For the amount of performance on offer, and considering that it’s a petrol engine, the 530i is impressively fuel efficient. Over 600km of usage covering urban and highway usage plus a spirited run to Genting Highlands, our test car’s trip computer returned a commendable average of 10.1 litres/100km.
Even if the wealthy 530i owner is not bothered by refuelling costs, he or she is still likely to appreciate the extra distance between visits to the petrol station.
Driving enjoyment is an integral component of the BMW 5 Series DNA; every generation of the 5 Series carries the burden of becoming the segment’s torchbearer of dynamics, and nothing less is expected of the G30 as well.
It might not look it from its evolutionary appearance, but the G30 is a massively-improved car from its predecessor on all fronts – better-refined styling, more agile and engaging dynamically, more efficient on fuel, vastly superior cabin materials, and packed with more technology.
Where it can be improved further is the variety of its model mix – a single 530i M Sport variant, however capable and well-rounded it is, cannot adequately cover the bases of the market. BMW’s success with PHEVs mean that the 530e is likely to join the line-up at a later time, but an entry-level 520i and perhaps the six-cylinder 540i would certainly be welcomed additions .
Against its rivals, BMW’s much-improved cabin construction now puts the G30 on-par with segment standards even if the Mercedes E-Class continues to boast a superior ambiance.

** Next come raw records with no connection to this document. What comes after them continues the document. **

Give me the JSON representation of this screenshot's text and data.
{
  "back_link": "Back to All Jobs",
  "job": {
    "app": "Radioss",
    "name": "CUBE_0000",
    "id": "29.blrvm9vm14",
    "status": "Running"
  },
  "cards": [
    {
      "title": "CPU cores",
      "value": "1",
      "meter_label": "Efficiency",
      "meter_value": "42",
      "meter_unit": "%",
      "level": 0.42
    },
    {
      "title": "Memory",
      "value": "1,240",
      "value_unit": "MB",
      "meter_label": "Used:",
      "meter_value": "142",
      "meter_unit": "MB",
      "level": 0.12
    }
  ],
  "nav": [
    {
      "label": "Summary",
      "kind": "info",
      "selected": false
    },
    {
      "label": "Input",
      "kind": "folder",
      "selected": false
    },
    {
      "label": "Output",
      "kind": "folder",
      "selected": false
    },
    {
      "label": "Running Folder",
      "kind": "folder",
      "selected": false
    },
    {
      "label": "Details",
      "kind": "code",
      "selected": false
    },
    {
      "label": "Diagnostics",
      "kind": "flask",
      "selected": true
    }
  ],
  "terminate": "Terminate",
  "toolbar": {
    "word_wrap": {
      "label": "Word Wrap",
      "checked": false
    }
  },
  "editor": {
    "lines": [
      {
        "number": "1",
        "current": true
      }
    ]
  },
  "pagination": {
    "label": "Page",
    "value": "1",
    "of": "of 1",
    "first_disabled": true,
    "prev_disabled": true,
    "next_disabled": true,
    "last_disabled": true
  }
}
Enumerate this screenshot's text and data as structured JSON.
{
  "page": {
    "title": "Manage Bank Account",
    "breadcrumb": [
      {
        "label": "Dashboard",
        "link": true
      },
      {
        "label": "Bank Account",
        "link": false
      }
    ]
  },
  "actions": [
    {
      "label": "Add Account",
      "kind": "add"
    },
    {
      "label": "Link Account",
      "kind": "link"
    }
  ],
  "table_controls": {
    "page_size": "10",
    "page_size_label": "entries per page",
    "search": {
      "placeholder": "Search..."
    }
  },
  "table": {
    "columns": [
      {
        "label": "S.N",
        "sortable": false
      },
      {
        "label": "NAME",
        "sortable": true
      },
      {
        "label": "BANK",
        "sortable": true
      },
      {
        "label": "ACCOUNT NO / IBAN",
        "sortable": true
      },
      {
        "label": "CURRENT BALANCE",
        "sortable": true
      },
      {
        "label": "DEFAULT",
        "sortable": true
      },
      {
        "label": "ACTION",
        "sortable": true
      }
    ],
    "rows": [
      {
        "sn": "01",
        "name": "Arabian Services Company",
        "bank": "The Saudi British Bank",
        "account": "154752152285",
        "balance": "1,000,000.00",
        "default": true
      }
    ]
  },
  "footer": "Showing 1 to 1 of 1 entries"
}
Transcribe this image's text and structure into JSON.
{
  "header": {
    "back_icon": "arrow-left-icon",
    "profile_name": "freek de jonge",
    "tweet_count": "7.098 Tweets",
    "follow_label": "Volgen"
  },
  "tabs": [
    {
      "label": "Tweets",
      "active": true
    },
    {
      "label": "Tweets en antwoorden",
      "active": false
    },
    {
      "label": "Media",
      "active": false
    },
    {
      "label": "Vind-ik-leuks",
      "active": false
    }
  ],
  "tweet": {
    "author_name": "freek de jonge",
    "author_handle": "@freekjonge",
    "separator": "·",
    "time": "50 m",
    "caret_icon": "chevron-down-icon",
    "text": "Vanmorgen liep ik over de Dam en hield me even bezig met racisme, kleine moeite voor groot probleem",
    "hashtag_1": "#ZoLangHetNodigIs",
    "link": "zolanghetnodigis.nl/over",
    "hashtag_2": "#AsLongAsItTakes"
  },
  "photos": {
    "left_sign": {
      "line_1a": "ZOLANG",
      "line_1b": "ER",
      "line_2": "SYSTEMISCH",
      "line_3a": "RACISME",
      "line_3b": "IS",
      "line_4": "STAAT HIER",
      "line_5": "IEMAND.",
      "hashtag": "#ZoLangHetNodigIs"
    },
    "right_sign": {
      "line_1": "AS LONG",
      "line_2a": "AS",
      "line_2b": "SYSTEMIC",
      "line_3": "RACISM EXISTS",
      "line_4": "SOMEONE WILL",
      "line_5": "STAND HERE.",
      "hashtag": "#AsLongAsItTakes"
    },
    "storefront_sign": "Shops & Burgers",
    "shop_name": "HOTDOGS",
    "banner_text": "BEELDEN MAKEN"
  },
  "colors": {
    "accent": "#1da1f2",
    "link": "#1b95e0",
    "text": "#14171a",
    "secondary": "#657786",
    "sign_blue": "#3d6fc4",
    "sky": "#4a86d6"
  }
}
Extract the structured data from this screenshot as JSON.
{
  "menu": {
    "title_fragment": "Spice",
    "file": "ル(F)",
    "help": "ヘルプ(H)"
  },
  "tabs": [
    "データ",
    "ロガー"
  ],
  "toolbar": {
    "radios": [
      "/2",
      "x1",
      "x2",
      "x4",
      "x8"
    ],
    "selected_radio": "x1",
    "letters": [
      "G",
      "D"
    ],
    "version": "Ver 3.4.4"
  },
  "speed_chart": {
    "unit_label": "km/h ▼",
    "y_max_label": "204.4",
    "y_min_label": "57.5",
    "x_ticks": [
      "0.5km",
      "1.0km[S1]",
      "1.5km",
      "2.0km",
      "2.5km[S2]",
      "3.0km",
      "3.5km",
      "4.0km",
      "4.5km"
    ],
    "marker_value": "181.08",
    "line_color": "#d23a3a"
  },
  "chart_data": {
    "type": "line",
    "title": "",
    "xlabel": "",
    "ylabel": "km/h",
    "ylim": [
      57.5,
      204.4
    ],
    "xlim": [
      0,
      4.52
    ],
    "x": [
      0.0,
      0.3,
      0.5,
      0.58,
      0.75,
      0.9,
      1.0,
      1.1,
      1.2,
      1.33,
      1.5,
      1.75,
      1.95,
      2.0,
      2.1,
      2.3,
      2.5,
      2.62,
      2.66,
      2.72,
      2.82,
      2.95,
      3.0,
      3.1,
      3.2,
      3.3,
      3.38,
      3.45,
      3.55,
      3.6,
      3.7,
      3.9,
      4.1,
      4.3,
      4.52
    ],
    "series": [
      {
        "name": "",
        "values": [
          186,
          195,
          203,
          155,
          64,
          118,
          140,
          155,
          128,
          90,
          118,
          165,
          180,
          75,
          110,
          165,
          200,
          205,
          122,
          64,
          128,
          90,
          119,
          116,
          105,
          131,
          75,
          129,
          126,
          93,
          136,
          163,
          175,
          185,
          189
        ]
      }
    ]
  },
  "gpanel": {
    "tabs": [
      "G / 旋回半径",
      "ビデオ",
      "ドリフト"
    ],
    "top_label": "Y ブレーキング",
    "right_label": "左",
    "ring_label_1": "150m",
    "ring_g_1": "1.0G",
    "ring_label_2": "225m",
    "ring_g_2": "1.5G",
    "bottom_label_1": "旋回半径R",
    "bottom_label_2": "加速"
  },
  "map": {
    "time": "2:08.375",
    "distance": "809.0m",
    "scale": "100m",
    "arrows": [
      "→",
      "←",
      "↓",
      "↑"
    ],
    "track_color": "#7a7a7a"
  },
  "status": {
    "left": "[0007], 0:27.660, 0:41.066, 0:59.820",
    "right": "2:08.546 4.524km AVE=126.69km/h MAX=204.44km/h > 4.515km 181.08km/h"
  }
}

There is also the superb value of the Volvo S90 T8 PHEV offering more power, a more sophisticated powertrain, and no less alluring styling at a much lower price.
In the midst of such strong contenders, the mid-sized premium segment is as competitive as ever, with each car making a strong case for itself; but be in no doubt, however, that if you want the best car to drive in the segment, look no further than the BMW 5 Series.